Climateworks points to a list of potential abatements associated with major programs in the proposed legislation. For example, the Carbon Farming Initiative could potentially abate 39m tons of carbon emissions, while the National Energy Savings Initiative could abate 12m tons of carbon emissions.
“These domestic abatement opportunities take Australia 83% of the way to achieving its 5% emissions reduction target by 2020,” Skarbek said. “The abatement opportunities within Australia are in addition to internationally-sourced abatement and provide solid evidence for the independent Climate Change Authority to recommend increasing Australia’s 2020 pollution cap above 5%.”
The ClimateWorks report examines financial and non-financial barriers to reducing carbon emissions through energy efficiency, land use and cleaner power.
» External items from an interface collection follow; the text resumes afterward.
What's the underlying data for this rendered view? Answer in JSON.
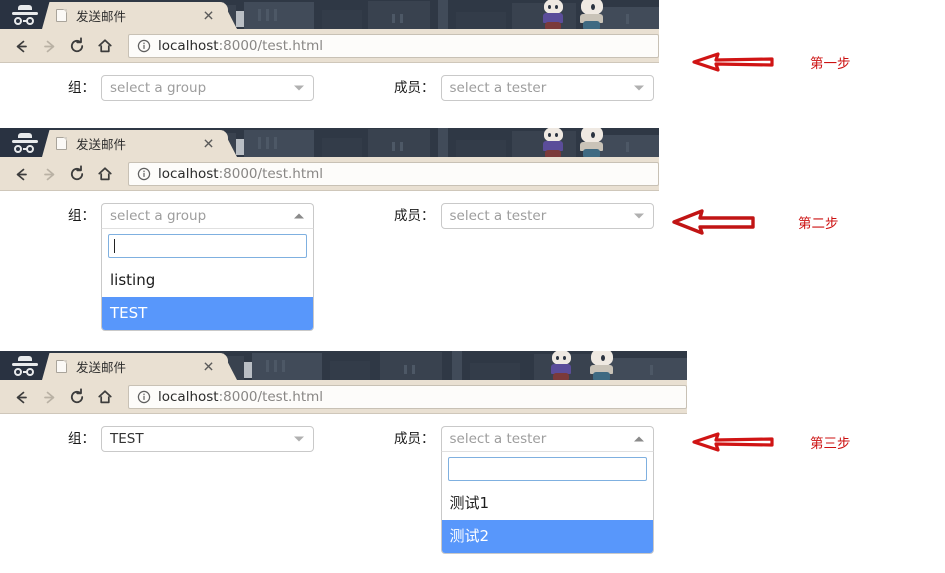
{
  "browser": {
    "tab_title": "发送邮件",
    "tab_close_label": "✕",
    "url_host": "localhost",
    "url_rest": ":8000/test.html",
    "nav": {
      "back": "back-arrow",
      "forward": "forward-arrow",
      "reload": "reload",
      "home": "home"
    },
    "incognito_label": "incognito"
  },
  "labels": {
    "group": "组：",
    "member": "成员："
  },
  "placeholders": {
    "group": "select a group",
    "member": "select a tester"
  },
  "panels": [
    {
      "id": "step-1",
      "group_value": "select a group",
      "group_is_placeholder": true,
      "group_open": false,
      "member_value": "select a tester",
      "member_is_placeholder": true,
      "member_open": false
    },
    {
      "id": "step-2",
      "group_value": "select a group",
      "group_is_placeholder": true,
      "group_open": true,
      "group_search_value": "",
      "group_options": [
        {
          "label": "listing",
          "highlighted": false
        },
        {
          "label": "TEST",
          "highlighted": true
        }
      ],
      "member_value": "select a tester",
      "member_is_placeholder": true,
      "member_open": false
    },
    {
      "id": "step-3",
      "group_value": "TEST",
      "group_is_placeholder": false,
      "group_open": false,
      "member_value": "select a tester",
      "member_is_placeholder": true,
      "member_open": true,
      "member_search_value": "",
      "member_options": [
        {
          "label": "测试1",
          "highlighted": false
        },
        {
          "label": "测试2",
          "highlighted": true
        }
      ]
    }
  ],
  "annotations": [
    {
      "text": "第一步",
      "icon": "left-arrow-icon"
    },
    {
      "text": "第二步",
      "icon": "left-arrow-icon"
    },
    {
      "text": "第三步",
      "icon": "left-arrow-icon"
    }
  ],
  "colors": {
    "accent_highlight": "#5897fb",
    "annotation_red": "#cc1111",
    "chrome_tan": "#e9e0d2",
    "theme_dark": "#2f3845"
  }
}
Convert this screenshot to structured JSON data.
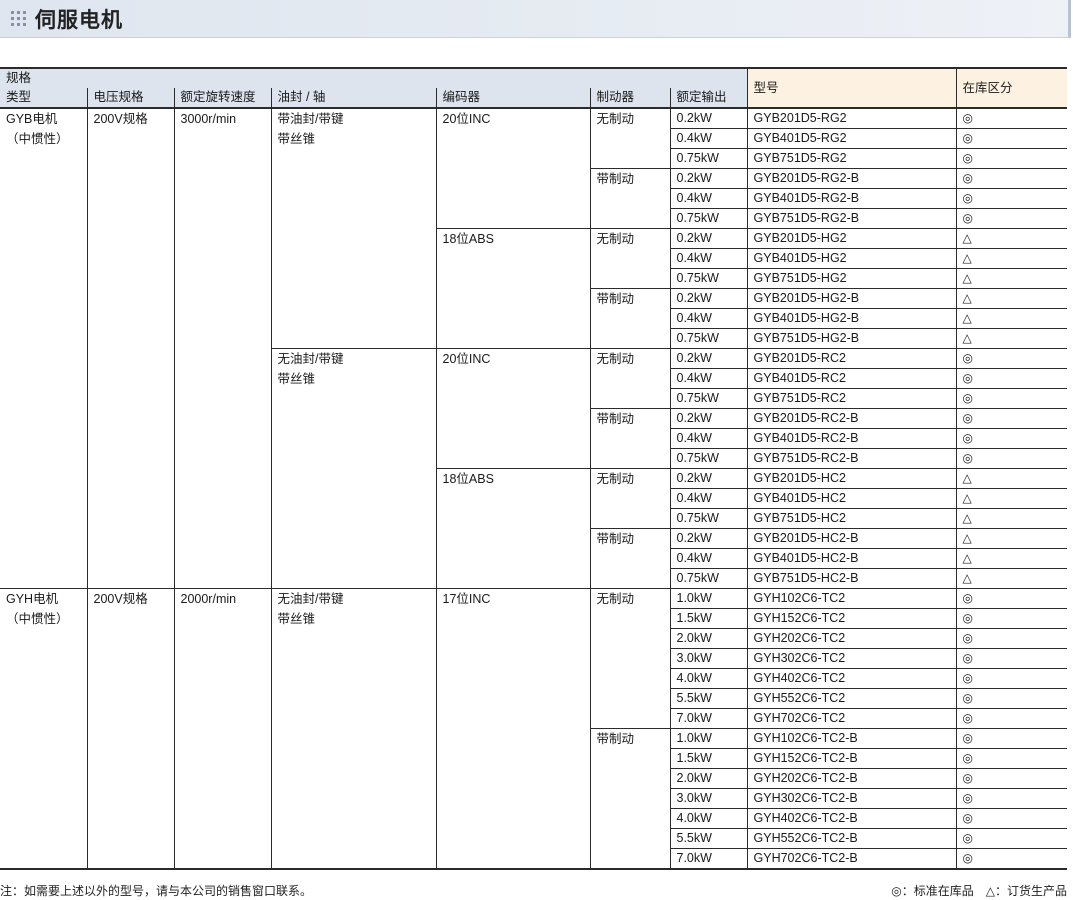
{
  "page": {
    "title": "伺服电机"
  },
  "table": {
    "header": {
      "spec_group": "规格",
      "type": "类型",
      "voltage": "电压规格",
      "speed": "额定旋转速度",
      "seal_shaft": "油封 / 轴",
      "encoder": "编码器",
      "brake": "制动器",
      "output": "额定输出",
      "model": "型号",
      "stock": "在库区分"
    },
    "groups": [
      {
        "type": "GYB电机",
        "type_sub": "（中惯性）",
        "voltage": "200V规格",
        "speed": "3000r/min",
        "seals": [
          {
            "seal": "带油封/带键",
            "seal_sub": "带丝锥",
            "encoders": [
              {
                "encoder": "20位INC",
                "brakes": [
                  {
                    "brake": "无制动",
                    "rows": [
                      {
                        "output": "0.2kW",
                        "model": "GYB201D5-RG2",
                        "stock": "◎"
                      },
                      {
                        "output": "0.4kW",
                        "model": "GYB401D5-RG2",
                        "stock": "◎"
                      },
                      {
                        "output": "0.75kW",
                        "model": "GYB751D5-RG2",
                        "stock": "◎"
                      }
                    ]
                  },
                  {
                    "brake": "带制动",
                    "rows": [
                      {
                        "output": "0.2kW",
                        "model": "GYB201D5-RG2-B",
                        "stock": "◎"
                      },
                      {
                        "output": "0.4kW",
                        "model": "GYB401D5-RG2-B",
                        "stock": "◎"
                      },
                      {
                        "output": "0.75kW",
                        "model": "GYB751D5-RG2-B",
                        "stock": "◎"
                      }
                    ]
                  }
                ]
              },
              {
                "encoder": "18位ABS",
                "brakes": [
                  {
                    "brake": "无制动",
                    "rows": [
                      {
                        "output": "0.2kW",
                        "model": "GYB201D5-HG2",
                        "stock": "△"
                      },
                      {
                        "output": "0.4kW",
                        "model": "GYB401D5-HG2",
                        "stock": "△"
                      },
                      {
                        "output": "0.75kW",
                        "model": "GYB751D5-HG2",
                        "stock": "△"
                      }
                    ]
                  },
                  {
                    "brake": "带制动",
                    "rows": [
                      {
                        "output": "0.2kW",
                        "model": "GYB201D5-HG2-B",
                        "stock": "△"
                      },
                      {
                        "output": "0.4kW",
                        "model": "GYB401D5-HG2-B",
                        "stock": "△"
                      },
                      {
                        "output": "0.75kW",
                        "model": "GYB751D5-HG2-B",
                        "stock": "△"
                      }
                    ]
                  }
                ]
              }
            ]
          },
          {
            "seal": "无油封/带键",
            "seal_sub": "带丝锥",
            "encoders": [
              {
                "encoder": "20位INC",
                "brakes": [
                  {
                    "brake": "无制动",
                    "rows": [
                      {
                        "output": "0.2kW",
                        "model": "GYB201D5-RC2",
                        "stock": "◎"
                      },
                      {
                        "output": "0.4kW",
                        "model": "GYB401D5-RC2",
                        "stock": "◎"
                      },
                      {
                        "output": "0.75kW",
                        "model": "GYB751D5-RC2",
                        "stock": "◎"
                      }
                    ]
                  },
                  {
                    "brake": "带制动",
                    "rows": [
                      {
                        "output": "0.2kW",
                        "model": "GYB201D5-RC2-B",
                        "stock": "◎"
                      },
                      {
                        "output": "0.4kW",
                        "model": "GYB401D5-RC2-B",
                        "stock": "◎"
                      },
                      {
                        "output": "0.75kW",
                        "model": "GYB751D5-RC2-B",
                        "stock": "◎"
                      }
                    ]
                  }
                ]
              },
              {
                "encoder": "18位ABS",
                "brakes": [
                  {
                    "brake": "无制动",
                    "rows": [
                      {
                        "output": "0.2kW",
                        "model": "GYB201D5-HC2",
                        "stock": "△"
                      },
                      {
                        "output": "0.4kW",
                        "model": "GYB401D5-HC2",
                        "stock": "△"
                      },
                      {
                        "output": "0.75kW",
                        "model": "GYB751D5-HC2",
                        "stock": "△"
                      }
                    ]
                  },
                  {
                    "brake": "带制动",
                    "rows": [
                      {
                        "output": "0.2kW",
                        "model": "GYB201D5-HC2-B",
                        "stock": "△"
                      },
                      {
                        "output": "0.4kW",
                        "model": "GYB401D5-HC2-B",
                        "stock": "△"
                      },
                      {
                        "output": "0.75kW",
                        "model": "GYB751D5-HC2-B",
                        "stock": "△"
                      }
                    ]
                  }
                ]
              }
            ]
          }
        ]
      },
      {
        "type": "GYH电机",
        "type_sub": "（中惯性）",
        "voltage": "200V规格",
        "speed": "2000r/min",
        "seals": [
          {
            "seal": "无油封/带键",
            "seal_sub": "带丝锥",
            "encoders": [
              {
                "encoder": "17位INC",
                "brakes": [
                  {
                    "brake": "无制动",
                    "rows": [
                      {
                        "output": "1.0kW",
                        "model": "GYH102C6-TC2",
                        "stock": "◎"
                      },
                      {
                        "output": "1.5kW",
                        "model": "GYH152C6-TC2",
                        "stock": "◎"
                      },
                      {
                        "output": "2.0kW",
                        "model": "GYH202C6-TC2",
                        "stock": "◎"
                      },
                      {
                        "output": "3.0kW",
                        "model": "GYH302C6-TC2",
                        "stock": "◎"
                      },
                      {
                        "output": "4.0kW",
                        "model": "GYH402C6-TC2",
                        "stock": "◎"
                      },
                      {
                        "output": "5.5kW",
                        "model": "GYH552C6-TC2",
                        "stock": "◎"
                      },
                      {
                        "output": "7.0kW",
                        "model": "GYH702C6-TC2",
                        "stock": "◎"
                      }
                    ]
                  },
                  {
                    "brake": "带制动",
                    "rows": [
                      {
                        "output": "1.0kW",
                        "model": "GYH102C6-TC2-B",
                        "stock": "◎"
                      },
                      {
                        "output": "1.5kW",
                        "model": "GYH152C6-TC2-B",
                        "stock": "◎"
                      },
                      {
                        "output": "2.0kW",
                        "model": "GYH202C6-TC2-B",
                        "stock": "◎"
                      },
                      {
                        "output": "3.0kW",
                        "model": "GYH302C6-TC2-B",
                        "stock": "◎"
                      },
                      {
                        "output": "4.0kW",
                        "model": "GYH402C6-TC2-B",
                        "stock": "◎"
                      },
                      {
                        "output": "5.5kW",
                        "model": "GYH552C6-TC2-B",
                        "stock": "◎"
                      },
                      {
                        "output": "7.0kW",
                        "model": "GYH702C6-TC2-B",
                        "stock": "◎"
                      }
                    ]
                  }
                ]
              }
            ]
          }
        ]
      }
    ]
  },
  "footer": {
    "note": "注：如需要上述以外的型号，请与本公司的销售窗口联系。",
    "legend": "◎：标准在库品　△：订货生产品"
  },
  "icons": {
    "title_icon": "dot-grid-icon"
  }
}
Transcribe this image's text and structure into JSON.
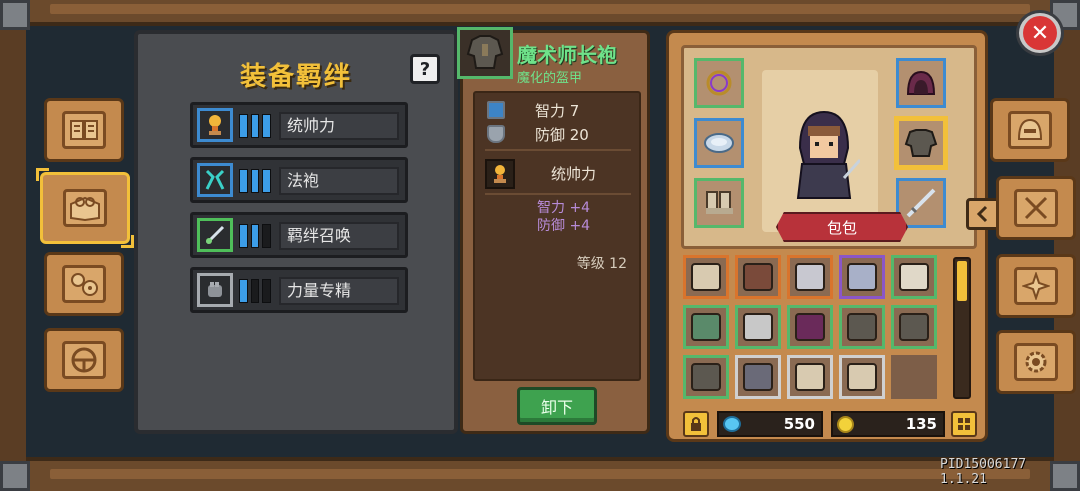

Some of the barriers include profitability – i.e., if there is a net cost associated with reducing emissions; capital constraints that push emissions reduction projects down the list of priorities; information gaps and lack of access to information on emission reduction opportunities; and market structure/supply – whether the structure of a given market enhances or prevents capturing opportunities. The paper names the split incentives nature of the real estate market between the owner and the tenant as one example of how structure puts up a barrier.
“[T]here are also non-financial barriers to reducing emissions which include access to capital, information and market structure,” Skarbek said. “These are not addressed by the carbon price but can be removed as a result of complementary measures in the package. “For example, the package also provides financial support in the form of grants, loans, equity investments or loan guarantees that will overcome some of the shortage of capital facing investors.”
While ClimateWorks’ research suggests that optimal implementation of the carbon price package could result in greater-than-expected reductions in emissions, delaying its implementation would result in lost opportunities or more expenses to catch up.. ClimateWorks’ previous research has found that delaying action on climate change to 2015 would increase the cost for business and households by AU$5.5bn to reach Australia’s 5 per cent reduction target in 2020.
ClimateWorks Australia is an independent non-profit organisation formed through a partnership between The Myer Foundation and Monash University and has international links with the US-based ClimateWorks Foundation. ClimateWorks Australia’s mission is to facilitate substantial emissions reductions in the next five years in Australia by working with government, business, industry groups and the community via a collaborative action based approach.